The Hammer of Thor by Rick Riordan
My rating: 5 of 5 stars
Magnus Chase returns in his second adventurous trip through Rick Riordan's madcap vision of Norse mythology. While the first book had a few certain similarities to The Lightning Thief with its depiction of a boy discovering his connection to a supernatural world of gods and monsters, The Hammer of Thor feels a little more similar to TLF in its focus on the hunt for a lightning-themed MacGuffin - in this case, the signature weapon of a thunder god who, in this non-Marvel 'verse, looks a little less Hemsworth-y and a little more like a flatulent sailor.

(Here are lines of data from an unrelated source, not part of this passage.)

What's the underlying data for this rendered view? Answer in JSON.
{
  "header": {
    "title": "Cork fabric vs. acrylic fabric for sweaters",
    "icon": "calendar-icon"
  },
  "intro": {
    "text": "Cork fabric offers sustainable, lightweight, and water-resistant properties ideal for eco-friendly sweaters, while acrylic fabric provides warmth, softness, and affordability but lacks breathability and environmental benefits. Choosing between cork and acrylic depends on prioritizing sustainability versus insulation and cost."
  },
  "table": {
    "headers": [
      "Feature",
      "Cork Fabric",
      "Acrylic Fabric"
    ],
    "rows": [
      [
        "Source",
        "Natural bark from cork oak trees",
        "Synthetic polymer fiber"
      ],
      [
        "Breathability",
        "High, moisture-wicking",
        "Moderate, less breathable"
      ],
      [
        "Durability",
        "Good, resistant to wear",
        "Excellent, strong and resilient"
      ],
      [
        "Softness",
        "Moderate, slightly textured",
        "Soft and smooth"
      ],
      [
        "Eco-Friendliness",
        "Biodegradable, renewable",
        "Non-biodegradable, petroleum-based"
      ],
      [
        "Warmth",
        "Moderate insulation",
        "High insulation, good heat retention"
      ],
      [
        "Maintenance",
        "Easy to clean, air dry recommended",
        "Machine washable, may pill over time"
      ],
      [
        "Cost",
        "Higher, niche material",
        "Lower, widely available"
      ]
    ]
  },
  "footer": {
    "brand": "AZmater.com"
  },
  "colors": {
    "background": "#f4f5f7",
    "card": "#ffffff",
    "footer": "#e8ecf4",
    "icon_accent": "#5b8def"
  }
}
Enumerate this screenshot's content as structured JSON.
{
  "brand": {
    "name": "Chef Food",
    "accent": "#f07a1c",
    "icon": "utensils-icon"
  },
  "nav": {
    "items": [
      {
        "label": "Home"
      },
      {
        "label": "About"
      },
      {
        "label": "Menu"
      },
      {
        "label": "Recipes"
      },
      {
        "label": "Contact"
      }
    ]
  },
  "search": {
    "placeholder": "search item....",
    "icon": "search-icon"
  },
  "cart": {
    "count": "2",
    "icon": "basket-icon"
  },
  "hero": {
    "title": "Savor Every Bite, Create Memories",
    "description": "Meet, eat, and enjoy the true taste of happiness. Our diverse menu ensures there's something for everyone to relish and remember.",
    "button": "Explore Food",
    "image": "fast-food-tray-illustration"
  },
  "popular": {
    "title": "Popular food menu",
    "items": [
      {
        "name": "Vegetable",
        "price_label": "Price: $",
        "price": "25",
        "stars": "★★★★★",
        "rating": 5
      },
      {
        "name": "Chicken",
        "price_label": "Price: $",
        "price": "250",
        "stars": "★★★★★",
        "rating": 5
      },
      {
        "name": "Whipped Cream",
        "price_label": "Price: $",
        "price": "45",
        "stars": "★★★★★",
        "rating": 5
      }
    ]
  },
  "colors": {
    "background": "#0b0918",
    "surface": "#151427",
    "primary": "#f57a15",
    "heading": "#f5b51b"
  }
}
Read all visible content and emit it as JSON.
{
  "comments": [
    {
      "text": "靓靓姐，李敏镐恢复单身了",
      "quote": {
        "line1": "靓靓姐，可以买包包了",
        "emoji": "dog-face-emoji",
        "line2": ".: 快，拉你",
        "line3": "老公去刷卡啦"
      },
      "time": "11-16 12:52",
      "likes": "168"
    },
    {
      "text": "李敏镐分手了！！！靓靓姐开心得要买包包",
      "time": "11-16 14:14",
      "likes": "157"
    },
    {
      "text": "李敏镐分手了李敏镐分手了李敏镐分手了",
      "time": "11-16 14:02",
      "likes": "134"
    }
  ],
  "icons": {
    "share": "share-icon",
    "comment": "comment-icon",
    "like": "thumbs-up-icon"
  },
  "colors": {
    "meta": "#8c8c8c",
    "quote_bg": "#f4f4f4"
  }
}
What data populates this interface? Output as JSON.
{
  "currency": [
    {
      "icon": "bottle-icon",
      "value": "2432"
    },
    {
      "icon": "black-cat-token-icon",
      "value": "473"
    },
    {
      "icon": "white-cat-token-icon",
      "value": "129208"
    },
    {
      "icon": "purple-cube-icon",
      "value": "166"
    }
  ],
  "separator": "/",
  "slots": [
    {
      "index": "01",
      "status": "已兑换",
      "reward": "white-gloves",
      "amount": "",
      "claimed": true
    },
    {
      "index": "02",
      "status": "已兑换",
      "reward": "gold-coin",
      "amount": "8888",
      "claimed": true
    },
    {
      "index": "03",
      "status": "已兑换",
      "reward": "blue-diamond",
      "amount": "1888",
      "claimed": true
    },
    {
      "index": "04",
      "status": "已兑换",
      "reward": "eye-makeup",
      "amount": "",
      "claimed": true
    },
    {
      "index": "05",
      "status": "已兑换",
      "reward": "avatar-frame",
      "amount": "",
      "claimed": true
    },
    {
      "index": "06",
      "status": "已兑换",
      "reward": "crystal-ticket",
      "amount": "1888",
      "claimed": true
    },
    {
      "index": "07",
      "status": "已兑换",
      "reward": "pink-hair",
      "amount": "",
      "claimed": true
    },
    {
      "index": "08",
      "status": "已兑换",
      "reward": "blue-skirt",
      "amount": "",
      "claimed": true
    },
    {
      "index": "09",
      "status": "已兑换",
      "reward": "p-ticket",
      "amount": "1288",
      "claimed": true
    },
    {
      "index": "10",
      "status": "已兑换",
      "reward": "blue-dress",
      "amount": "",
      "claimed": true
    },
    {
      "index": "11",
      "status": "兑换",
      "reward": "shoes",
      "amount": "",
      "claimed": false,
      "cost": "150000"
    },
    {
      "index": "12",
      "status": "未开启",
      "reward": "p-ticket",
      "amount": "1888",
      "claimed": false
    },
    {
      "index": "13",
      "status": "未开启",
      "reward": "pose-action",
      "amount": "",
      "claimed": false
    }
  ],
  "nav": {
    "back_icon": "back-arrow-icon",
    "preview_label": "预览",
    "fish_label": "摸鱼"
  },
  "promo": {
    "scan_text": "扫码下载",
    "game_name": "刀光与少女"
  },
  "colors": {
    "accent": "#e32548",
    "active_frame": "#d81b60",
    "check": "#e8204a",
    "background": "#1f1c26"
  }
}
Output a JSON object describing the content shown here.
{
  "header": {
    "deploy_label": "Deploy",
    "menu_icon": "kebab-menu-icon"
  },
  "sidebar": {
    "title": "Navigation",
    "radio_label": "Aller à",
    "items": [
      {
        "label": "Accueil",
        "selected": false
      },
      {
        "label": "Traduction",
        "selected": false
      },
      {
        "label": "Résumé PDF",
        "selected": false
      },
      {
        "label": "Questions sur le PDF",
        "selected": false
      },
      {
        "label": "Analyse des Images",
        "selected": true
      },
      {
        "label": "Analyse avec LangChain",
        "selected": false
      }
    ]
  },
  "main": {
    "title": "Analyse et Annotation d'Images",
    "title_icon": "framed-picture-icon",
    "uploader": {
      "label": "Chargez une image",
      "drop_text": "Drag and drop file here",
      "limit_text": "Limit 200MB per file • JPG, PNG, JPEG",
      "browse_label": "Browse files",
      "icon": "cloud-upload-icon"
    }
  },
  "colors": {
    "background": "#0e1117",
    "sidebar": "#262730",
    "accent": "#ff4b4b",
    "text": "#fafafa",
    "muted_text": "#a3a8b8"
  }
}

It's classic Riordan, updated as always for 2010s readership, with special focus on diversity because we need to teach the middle-grade audience about that early on so they know diversity is just part of reality. Magnus gets into some interesting conversations with Sam about her balancing the knowledge that she's the daughter of a Norse god with her devout Muslim faith. Also, we get some kickass genderfluid and transgender representation with newcomer Alex Fierro, Loki's daughter (unless stated otherwise.) And because it's Riordan, it's filled to the brim with pop-culture references (some of which, most notably the Game of Thrones jokes, will of course fly over the heads of ten-to-twelve-year-old kids) and general snarkage all around, including from that world-class First Person Smartass, Magnus.
Best of all, the book ends with hints that Percy will be joining the fun in the upcoming third (and hopefully not final!) novel, The Ship of the Dead. In which case, all I can say is this: Bring. It. On.
View all my reviews